The Colonel’s stone barns enjoyed a brief incarnation as a restaurant called the Creamery and a confederation of quaint gift shops called Wildwycke Village. A microfilm service for hospitals took up residence in the Colonel’s chicken farm, but it too has relocated.
The Colonel’s legacy continues to ripple down through the ages. In an ironic footnote, the Turner painting that he gave his estranged nephew, Harry Payne Bingham, sold for $6.4 million at auction in 1980, fetching the highest price for any work of art at the time. “I’m just staggered,” said the owner, Flora Whitney Miller.
The Whitney family continued to prosper, in part because of the Colonel’s wealth. Payne Whitney and his descendants continue to give heavily to the Cornell Medical College. Subsequent Whitneys have other success stories, including ownership of the New York Mets.
Miss Larson was set up with millions in stocks by Payne before he died. But, according to Elizabeth Burroughs, she was deceived by swindlers and left only with the house in Staatsburgh that the Colonel had helped her purchase and the more modest income that Payne’s heirs gave her.
The legendary Aphrodite had an even sadder fate. Not long before the Colonel died, he offered his favorite possession to the US Navy for wartime use. She was painted grey, and the contents of her Stanford White-designed interior were stored in a Long Island warehouse. Vincent Astor, whose great-uncle had owned Colonel Payne’s West Park estate before him, served as a junior officer on board.
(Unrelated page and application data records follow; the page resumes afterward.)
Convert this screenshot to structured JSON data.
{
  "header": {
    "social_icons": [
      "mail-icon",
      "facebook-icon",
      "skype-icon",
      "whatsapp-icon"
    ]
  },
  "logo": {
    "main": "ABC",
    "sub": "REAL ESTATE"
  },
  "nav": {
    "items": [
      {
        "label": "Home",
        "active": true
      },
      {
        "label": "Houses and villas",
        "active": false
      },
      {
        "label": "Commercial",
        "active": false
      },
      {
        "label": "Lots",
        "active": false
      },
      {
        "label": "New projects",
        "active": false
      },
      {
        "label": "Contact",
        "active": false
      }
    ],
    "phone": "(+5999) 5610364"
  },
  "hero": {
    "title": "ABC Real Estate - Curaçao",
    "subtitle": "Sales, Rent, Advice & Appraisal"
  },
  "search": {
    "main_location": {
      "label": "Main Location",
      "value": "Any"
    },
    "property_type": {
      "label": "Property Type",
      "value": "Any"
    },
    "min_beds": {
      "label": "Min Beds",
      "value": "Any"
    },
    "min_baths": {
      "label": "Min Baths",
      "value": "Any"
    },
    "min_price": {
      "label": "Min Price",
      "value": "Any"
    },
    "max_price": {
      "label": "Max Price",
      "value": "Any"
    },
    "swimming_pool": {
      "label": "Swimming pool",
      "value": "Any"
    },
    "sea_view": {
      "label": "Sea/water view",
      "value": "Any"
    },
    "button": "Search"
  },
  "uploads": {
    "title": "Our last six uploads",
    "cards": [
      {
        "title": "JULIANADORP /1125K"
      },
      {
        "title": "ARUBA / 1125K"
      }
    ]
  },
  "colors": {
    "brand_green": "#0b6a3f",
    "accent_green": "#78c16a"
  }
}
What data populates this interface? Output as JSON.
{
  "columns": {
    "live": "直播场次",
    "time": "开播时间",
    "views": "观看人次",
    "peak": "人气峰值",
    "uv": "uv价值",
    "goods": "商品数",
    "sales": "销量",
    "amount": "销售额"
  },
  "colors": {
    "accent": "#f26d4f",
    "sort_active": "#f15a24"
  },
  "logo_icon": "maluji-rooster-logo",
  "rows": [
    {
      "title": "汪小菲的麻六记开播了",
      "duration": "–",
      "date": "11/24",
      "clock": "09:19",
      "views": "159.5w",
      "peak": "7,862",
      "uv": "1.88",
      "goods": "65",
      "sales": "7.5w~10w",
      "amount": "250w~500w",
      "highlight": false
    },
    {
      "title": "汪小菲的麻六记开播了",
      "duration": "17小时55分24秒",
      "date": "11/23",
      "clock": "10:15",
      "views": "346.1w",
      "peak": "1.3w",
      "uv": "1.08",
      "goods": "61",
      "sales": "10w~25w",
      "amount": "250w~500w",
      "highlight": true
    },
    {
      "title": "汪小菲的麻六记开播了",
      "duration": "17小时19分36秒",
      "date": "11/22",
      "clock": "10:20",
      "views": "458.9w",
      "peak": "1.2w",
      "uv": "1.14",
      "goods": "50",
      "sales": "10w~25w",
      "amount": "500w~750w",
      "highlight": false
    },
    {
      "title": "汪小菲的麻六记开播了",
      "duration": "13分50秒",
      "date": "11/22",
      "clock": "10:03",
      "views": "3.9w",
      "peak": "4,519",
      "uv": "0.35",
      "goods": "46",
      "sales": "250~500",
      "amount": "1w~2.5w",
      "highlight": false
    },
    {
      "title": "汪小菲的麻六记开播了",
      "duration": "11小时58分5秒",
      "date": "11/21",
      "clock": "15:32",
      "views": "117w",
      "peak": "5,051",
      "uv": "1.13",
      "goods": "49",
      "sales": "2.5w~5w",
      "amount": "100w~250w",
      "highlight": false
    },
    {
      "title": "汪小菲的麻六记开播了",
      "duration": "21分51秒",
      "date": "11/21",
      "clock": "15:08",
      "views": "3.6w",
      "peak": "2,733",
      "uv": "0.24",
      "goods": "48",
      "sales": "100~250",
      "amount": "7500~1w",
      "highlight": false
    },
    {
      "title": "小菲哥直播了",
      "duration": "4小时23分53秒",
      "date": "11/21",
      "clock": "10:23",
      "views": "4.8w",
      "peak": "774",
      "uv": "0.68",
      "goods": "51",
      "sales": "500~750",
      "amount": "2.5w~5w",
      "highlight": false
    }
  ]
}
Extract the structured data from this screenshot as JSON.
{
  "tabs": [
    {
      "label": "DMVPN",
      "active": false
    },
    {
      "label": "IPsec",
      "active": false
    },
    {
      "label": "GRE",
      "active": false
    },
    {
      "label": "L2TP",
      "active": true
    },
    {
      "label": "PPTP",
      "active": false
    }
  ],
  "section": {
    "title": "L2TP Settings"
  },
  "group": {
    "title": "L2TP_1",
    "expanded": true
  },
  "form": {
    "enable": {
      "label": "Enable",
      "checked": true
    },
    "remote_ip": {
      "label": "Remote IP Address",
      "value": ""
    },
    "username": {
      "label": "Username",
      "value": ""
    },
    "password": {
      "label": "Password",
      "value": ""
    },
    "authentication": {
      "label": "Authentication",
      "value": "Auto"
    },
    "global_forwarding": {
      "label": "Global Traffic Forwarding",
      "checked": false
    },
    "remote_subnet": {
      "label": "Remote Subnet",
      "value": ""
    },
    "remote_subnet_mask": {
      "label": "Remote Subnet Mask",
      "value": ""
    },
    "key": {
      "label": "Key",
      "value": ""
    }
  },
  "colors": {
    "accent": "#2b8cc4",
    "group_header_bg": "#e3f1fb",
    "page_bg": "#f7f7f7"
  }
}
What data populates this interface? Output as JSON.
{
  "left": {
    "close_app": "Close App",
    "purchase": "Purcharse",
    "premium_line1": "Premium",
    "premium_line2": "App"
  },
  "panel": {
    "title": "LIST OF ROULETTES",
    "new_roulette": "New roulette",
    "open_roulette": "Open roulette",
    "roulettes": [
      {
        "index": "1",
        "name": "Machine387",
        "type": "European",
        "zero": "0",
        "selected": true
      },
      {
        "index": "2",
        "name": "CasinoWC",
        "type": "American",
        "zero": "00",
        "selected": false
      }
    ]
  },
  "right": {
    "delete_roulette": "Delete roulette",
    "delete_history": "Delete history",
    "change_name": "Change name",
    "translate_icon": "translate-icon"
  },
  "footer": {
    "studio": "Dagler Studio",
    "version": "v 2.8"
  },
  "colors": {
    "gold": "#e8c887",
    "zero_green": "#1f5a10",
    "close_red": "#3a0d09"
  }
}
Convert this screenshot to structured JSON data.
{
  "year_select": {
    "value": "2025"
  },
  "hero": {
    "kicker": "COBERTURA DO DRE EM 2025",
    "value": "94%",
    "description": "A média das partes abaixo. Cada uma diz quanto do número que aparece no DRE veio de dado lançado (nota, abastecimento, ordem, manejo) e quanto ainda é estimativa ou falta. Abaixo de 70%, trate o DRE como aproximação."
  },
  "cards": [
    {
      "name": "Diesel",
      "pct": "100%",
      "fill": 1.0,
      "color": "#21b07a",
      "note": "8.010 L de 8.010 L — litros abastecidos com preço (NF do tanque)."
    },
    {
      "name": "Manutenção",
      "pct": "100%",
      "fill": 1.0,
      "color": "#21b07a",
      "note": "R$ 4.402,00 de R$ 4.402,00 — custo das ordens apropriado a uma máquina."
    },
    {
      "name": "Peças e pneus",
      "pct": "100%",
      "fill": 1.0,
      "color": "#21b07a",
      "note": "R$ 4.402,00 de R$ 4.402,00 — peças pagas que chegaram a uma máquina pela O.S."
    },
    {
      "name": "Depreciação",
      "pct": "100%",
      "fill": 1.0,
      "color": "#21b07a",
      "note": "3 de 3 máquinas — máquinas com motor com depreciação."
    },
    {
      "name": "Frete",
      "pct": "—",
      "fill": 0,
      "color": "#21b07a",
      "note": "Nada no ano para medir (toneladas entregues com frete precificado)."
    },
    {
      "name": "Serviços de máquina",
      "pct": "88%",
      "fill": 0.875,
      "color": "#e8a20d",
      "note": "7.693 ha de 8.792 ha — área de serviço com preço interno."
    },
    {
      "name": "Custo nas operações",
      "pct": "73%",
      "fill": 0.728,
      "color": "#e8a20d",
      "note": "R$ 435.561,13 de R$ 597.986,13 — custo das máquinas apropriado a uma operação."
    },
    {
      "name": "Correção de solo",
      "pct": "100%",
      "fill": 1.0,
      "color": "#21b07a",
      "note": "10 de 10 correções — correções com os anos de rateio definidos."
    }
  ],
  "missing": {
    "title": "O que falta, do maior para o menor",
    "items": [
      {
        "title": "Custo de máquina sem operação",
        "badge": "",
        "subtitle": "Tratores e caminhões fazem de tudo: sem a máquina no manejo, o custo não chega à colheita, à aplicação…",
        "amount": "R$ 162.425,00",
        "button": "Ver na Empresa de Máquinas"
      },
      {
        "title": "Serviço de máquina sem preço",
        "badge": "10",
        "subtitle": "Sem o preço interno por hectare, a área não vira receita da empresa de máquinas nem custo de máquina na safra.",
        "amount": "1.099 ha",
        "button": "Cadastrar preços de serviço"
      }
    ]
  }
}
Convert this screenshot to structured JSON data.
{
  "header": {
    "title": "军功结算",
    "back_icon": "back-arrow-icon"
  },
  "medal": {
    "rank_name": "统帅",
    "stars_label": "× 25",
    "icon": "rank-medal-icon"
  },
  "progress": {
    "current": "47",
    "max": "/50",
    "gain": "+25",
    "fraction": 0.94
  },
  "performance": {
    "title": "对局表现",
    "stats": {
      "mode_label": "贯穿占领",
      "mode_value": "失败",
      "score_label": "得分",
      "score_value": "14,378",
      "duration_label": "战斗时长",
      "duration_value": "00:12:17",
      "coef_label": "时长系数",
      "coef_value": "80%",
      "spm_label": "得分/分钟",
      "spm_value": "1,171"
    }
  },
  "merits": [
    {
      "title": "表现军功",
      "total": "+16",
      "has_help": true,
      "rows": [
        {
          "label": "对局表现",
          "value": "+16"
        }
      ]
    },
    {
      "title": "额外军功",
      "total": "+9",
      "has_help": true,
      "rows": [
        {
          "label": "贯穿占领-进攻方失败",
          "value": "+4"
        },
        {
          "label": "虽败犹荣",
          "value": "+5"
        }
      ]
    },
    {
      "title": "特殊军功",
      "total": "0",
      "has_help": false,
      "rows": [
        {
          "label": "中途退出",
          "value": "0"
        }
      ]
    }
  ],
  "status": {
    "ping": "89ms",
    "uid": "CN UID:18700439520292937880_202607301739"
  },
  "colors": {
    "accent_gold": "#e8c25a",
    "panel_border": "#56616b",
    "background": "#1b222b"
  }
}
But while the Aphrodite was away, the Long Island warehouse burned, taking the Colonel’s memories with it.